Even though I believe almost all of the contemptible actions that R. Kelly has been accused of, it does not negate the fact that the remix to “Ignition” slaps harder than a motherfucker. It is easy for me to never buy a ticket to an R. Kelly concert or purchase any of his music because I find him disgusting as a human being and I wouldn’t support him.
This is not a black thing. Woody Allen is thought by many to have married his adopted daughter. Yet Caucasians regularly applaud him for his interminably boring, angst-ridden films. Roman Polanski’s The Pianist won three Oscars after he pleaded guilty to raping a 13-year-old. Some people, including white women, are advocating for the return of Louis C.K., who has been accused of sexual misconduct.
While I do not weep for Cosby, Kanye or Kelly, I also recognize that I enjoy the privilege of having already laughed, danced and consumed the work that these men created during their artistic heydays. I can’t go back and change the fact that I bought Kanye’s The College Dropout.
And just as I found it surprisingly easy to cut off the NFL even though professional football is my favorite sport, I don’t find it incredibly difficult to not listen to these men’s products. Just as I don’t find it necessary to delete my dreams of throwing the winning touchdown for the Dallas Cowboys in the Super Bowl, I don’t think listening to “New Slaves” makes me a Kanye West enabler.
Furthermore, as someone who abhors censorship and champions artistic freedom, I found myself conflicted when radio stations pulled Kanye’s music because they disagreed with his vapid political stance and misunderstanding of history. If I were a DJ on a pop radio station, I wouldn’t play his music. But then again, I’d put Kanye’s music on the same banned list as Post Malone’s and Taylor Swift’s.
To be clear, I don’t support these artists. But I also think it is too simplistic and a little disingenuous to retroactively declare that the music, film, television and comedy we once revered are now worthless. It is more complicated than the Twittersphere hive mind would have us believe. I know Michaelangelo’s Pietà is part of the Catholic church’s whitewashing of the history of Christianity. I also think it is one of the most beautiful sculptures ever created.
One day soon, maybe even as early as today, I will hit the shuffle button on my car’s “Music 2 Ride 2” playlist.
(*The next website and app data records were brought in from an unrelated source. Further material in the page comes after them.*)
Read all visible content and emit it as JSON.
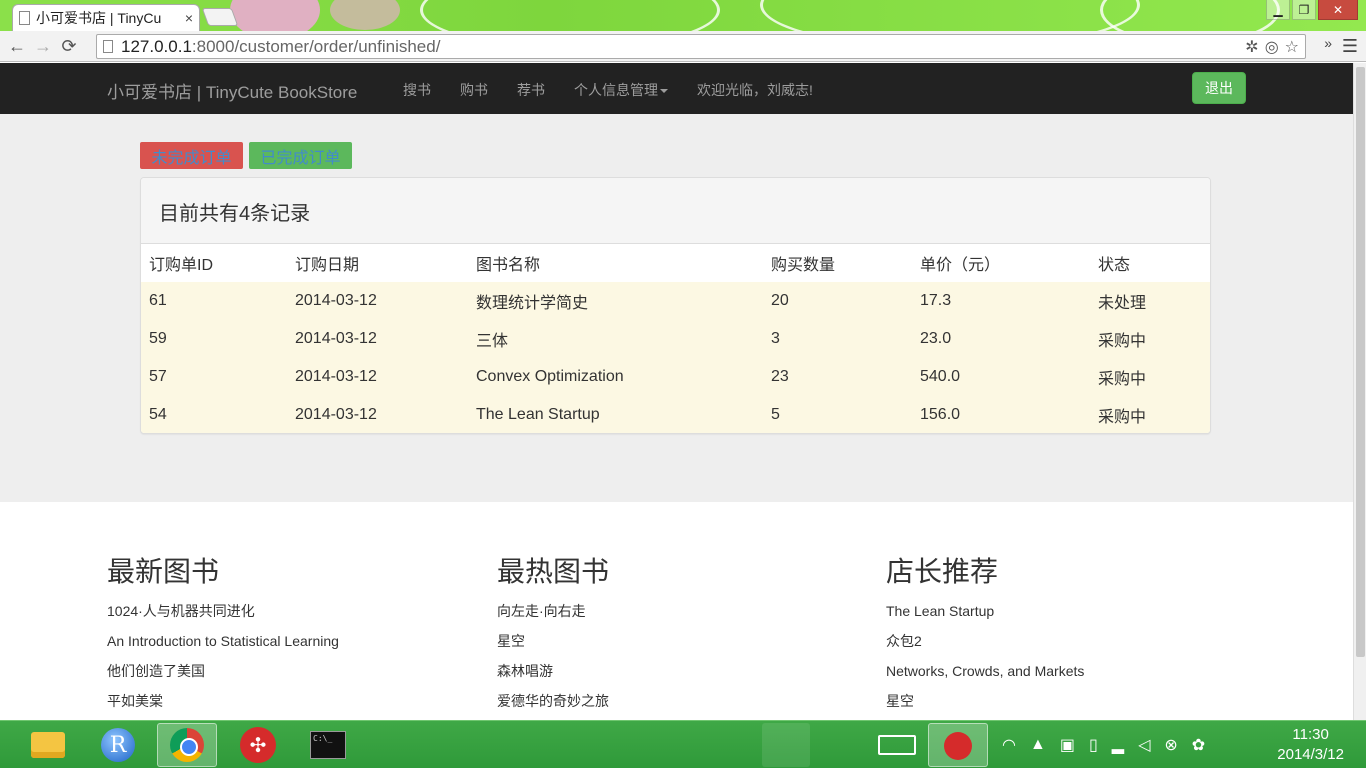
{
  "browser": {
    "tab_title": "小可爱书店 | TinyCu",
    "tab_close": "×",
    "url_host": "127.0.0.1",
    "url_path": ":8000/customer/order/unfinished/",
    "window_buttons": [
      "▁",
      "❐",
      "✕"
    ],
    "icons": [
      "page-icon",
      "back-icon",
      "forward-icon",
      "reload-icon",
      "star-icon",
      "menu-icon"
    ]
  },
  "navbar": {
    "brand": "小可爱书店 | TinyCute BookStore",
    "links": [
      "搜书",
      "购书",
      "荐书",
      "个人信息管理"
    ],
    "welcome": "欢迎光临，刘威志!",
    "logout": "退出"
  },
  "tabs": {
    "unfinished": "未完成订单",
    "finished": "已完成订单"
  },
  "colors": {
    "navbar_bg": "#222222",
    "unfinished_btn": "#d9534f",
    "finished_btn": "#5cb85c",
    "row_bg": "#fcf8e3"
  },
  "orders": {
    "summary": "目前共有4条记录",
    "columns": [
      "订购单ID",
      "订购日期",
      "图书名称",
      "购买数量",
      "单价（元）",
      "状态"
    ],
    "rows": [
      [
        "61",
        "2014-03-12",
        "数理统计学简史",
        "20",
        "17.3",
        "未处理"
      ],
      [
        "59",
        "2014-03-12",
        "三体",
        "3",
        "23.0",
        "采购中"
      ],
      [
        "57",
        "2014-03-12",
        "Convex Optimization",
        "23",
        "540.0",
        "采购中"
      ],
      [
        "54",
        "2014-03-12",
        "The Lean Startup",
        "5",
        "156.0",
        "采购中"
      ]
    ]
  },
  "footer": {
    "newest": {
      "title": "最新图书",
      "items": [
        "1024·人与机器共同进化",
        "An Introduction to Statistical Learning",
        "他们创造了美国",
        "平如美棠"
      ]
    },
    "hottest": {
      "title": "最热图书",
      "items": [
        "向左走·向右走",
        "星空",
        "森林唱游",
        "爱德华的奇妙之旅"
      ]
    },
    "recommended": {
      "title": "店长推荐",
      "items": [
        "The Lean Startup",
        "众包2",
        "Networks, Crowds, and Markets",
        "星空"
      ]
    }
  },
  "taskbar": {
    "time": "11:30",
    "date": "2014/3/12",
    "apps": [
      "file-explorer-icon",
      "r-icon",
      "chrome-icon",
      "app-red-icon",
      "cmd-icon"
    ]
  }
}
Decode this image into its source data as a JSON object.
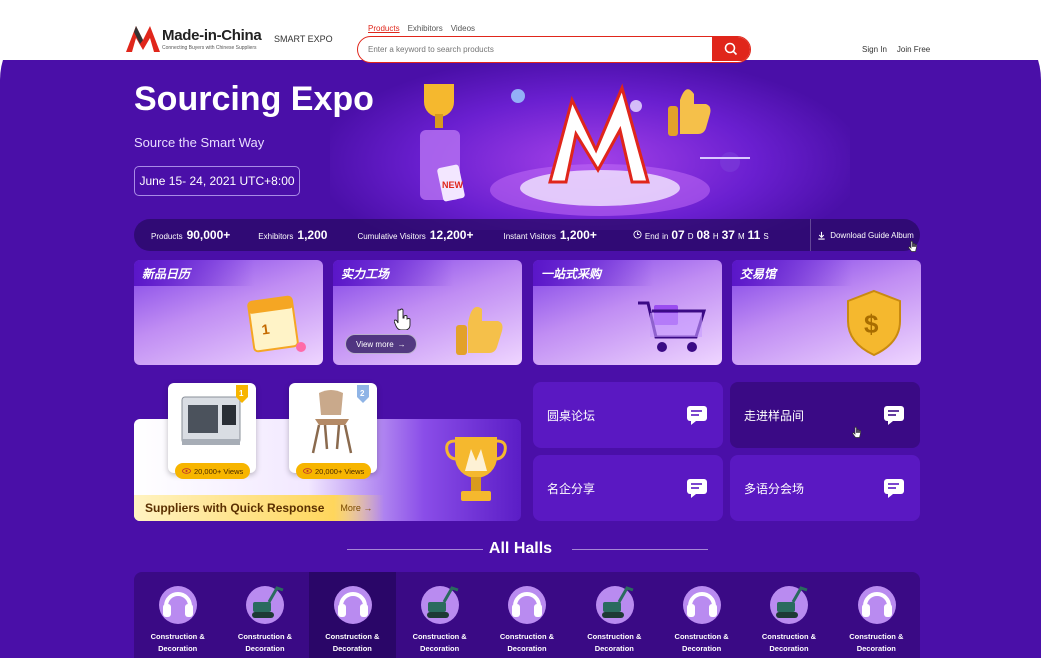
{
  "header": {
    "logo_text": "Made-in-China",
    "logo_tagline": "Connecting Buyers with Chinese Suppliers",
    "section_name": "SMART EXPO",
    "search_tabs": [
      "Products",
      "Exhibitors",
      "Videos"
    ],
    "search_placeholder": "Enter a keyword to search products",
    "sign_in": "Sign In",
    "join_free": "Join Free"
  },
  "hero": {
    "title": "Sourcing Expo",
    "subtitle": "Source the Smart Way",
    "date": "June 15- 24, 2021 UTC+8:00",
    "badge_text": "NEW"
  },
  "stats": {
    "products_label": "Products",
    "products_value": "90,000+",
    "exhibitors_label": "Exhibitors",
    "exhibitors_value": "1,200",
    "cumulative_label": "Cumulative Visitors",
    "cumulative_value": "12,200+",
    "instant_label": "Instant Visitors",
    "instant_value": "1,200+",
    "end_label": "End",
    "in_label": "in",
    "days": "07",
    "days_unit": "D",
    "hours": "08",
    "hours_unit": "H",
    "minutes": "37",
    "minutes_unit": "M",
    "seconds": "11",
    "seconds_unit": "S",
    "download_label": "Download Guide Album"
  },
  "feature_cards": [
    {
      "title": "新品日历"
    },
    {
      "title": "实力工场",
      "button": "View more"
    },
    {
      "title": "一站式采购"
    },
    {
      "title": "交易馆"
    }
  ],
  "suppliers": {
    "label": "Suppliers with Quick Response",
    "more": "More",
    "products": [
      {
        "views": "20,000+ Views",
        "rank": "1"
      },
      {
        "views": "20,000+ Views",
        "rank": "2"
      }
    ]
  },
  "forums": [
    "圆桌论坛",
    "走进样品间",
    "名企分享",
    "多语分会场"
  ],
  "halls": {
    "title": "All Halls",
    "items": [
      {
        "line1": "Construction &",
        "line2": "Decoration",
        "icon": "headphones-icon"
      },
      {
        "line1": "Construction &",
        "line2": "Decoration",
        "icon": "excavator-icon"
      },
      {
        "line1": "Construction &",
        "line2": "Decoration",
        "icon": "headphones-icon"
      },
      {
        "line1": "Construction &",
        "line2": "Decoration",
        "icon": "excavator-icon"
      },
      {
        "line1": "Construction &",
        "line2": "Decoration",
        "icon": "headphones-icon"
      },
      {
        "line1": "Construction &",
        "line2": "Decoration",
        "icon": "excavator-icon"
      },
      {
        "line1": "Construction &",
        "line2": "Decoration",
        "icon": "headphones-icon"
      },
      {
        "line1": "Construction &",
        "line2": "Decoration",
        "icon": "excavator-icon"
      },
      {
        "line1": "Construction &",
        "line2": "Decoration",
        "icon": "headphones-icon"
      }
    ]
  },
  "colors": {
    "brand_red": "#e0261b",
    "background_purple": "#4a0fa8",
    "panel_purple": "#3a0a85",
    "views_gold": "#f7b500"
  }
}
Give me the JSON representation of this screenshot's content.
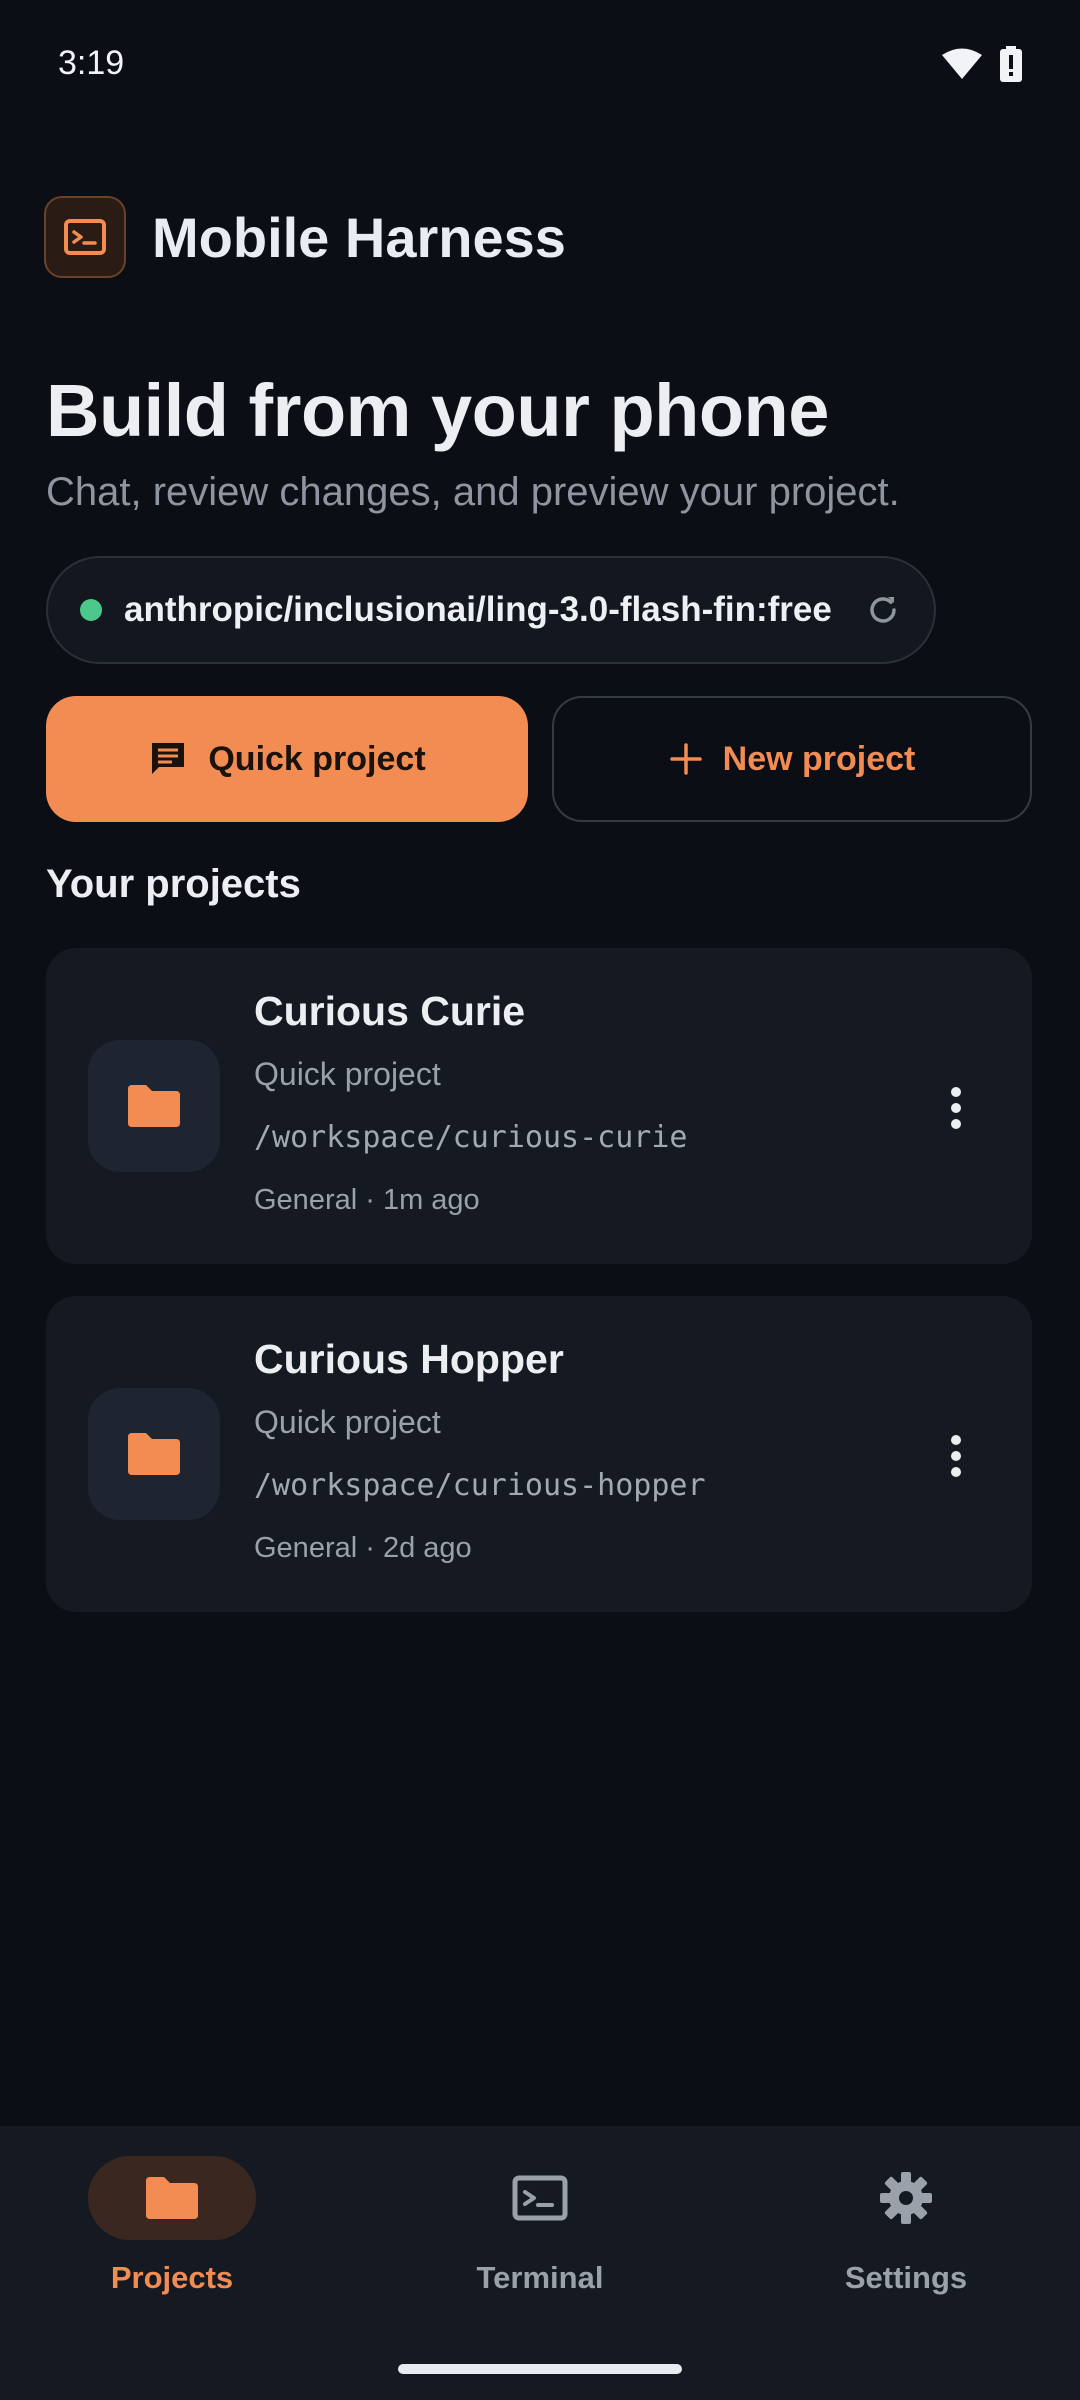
{
  "status_bar": {
    "time": "3:19",
    "icons": [
      "wifi-icon",
      "battery-alert-icon"
    ]
  },
  "app": {
    "title": "Mobile Harness",
    "logo_icon": "terminal-icon"
  },
  "hero": {
    "title": "Build from your phone",
    "subtitle": "Chat, review changes, and preview your project."
  },
  "model_chip": {
    "model": "anthropic/inclusionai/ling-3.0-flash-fin:free",
    "status_color": "#4cc98a",
    "refresh_icon": "refresh-icon"
  },
  "actions": {
    "quick_project": {
      "label": "Quick project",
      "icon": "chat-icon"
    },
    "new_project": {
      "label": "New project",
      "icon": "plus-icon"
    }
  },
  "projects": {
    "section_title": "Your projects",
    "items": [
      {
        "name": "Curious Curie",
        "type": "Quick project",
        "path": "/workspace/curious-curie",
        "meta": "General · 1m ago"
      },
      {
        "name": "Curious Hopper",
        "type": "Quick project",
        "path": "/workspace/curious-hopper",
        "meta": "General · 2d ago"
      }
    ]
  },
  "bottom_nav": {
    "items": [
      {
        "label": "Projects",
        "icon": "folder-icon",
        "active": true
      },
      {
        "label": "Terminal",
        "icon": "terminal-icon",
        "active": false
      },
      {
        "label": "Settings",
        "icon": "gear-icon",
        "active": false
      }
    ]
  },
  "colors": {
    "accent": "#f28c52",
    "background": "#0b0e14",
    "card": "#151a22",
    "success": "#4cc98a"
  }
}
What emerges from the speakers might very well be Kanye’s original version of “Homecoming,” which I love. Maybe it will be Cosby’s retelling of “Noah’s Ark” or R. Kelly’s “Fiesta.”
Or maybe it will be a song by an artist whose despicable actions have not yet come to light. In either case, I will not feel guilty that I can enjoy the music. I am able to separate the art from the artist.
Even though I hate the player, I can appreciate his game.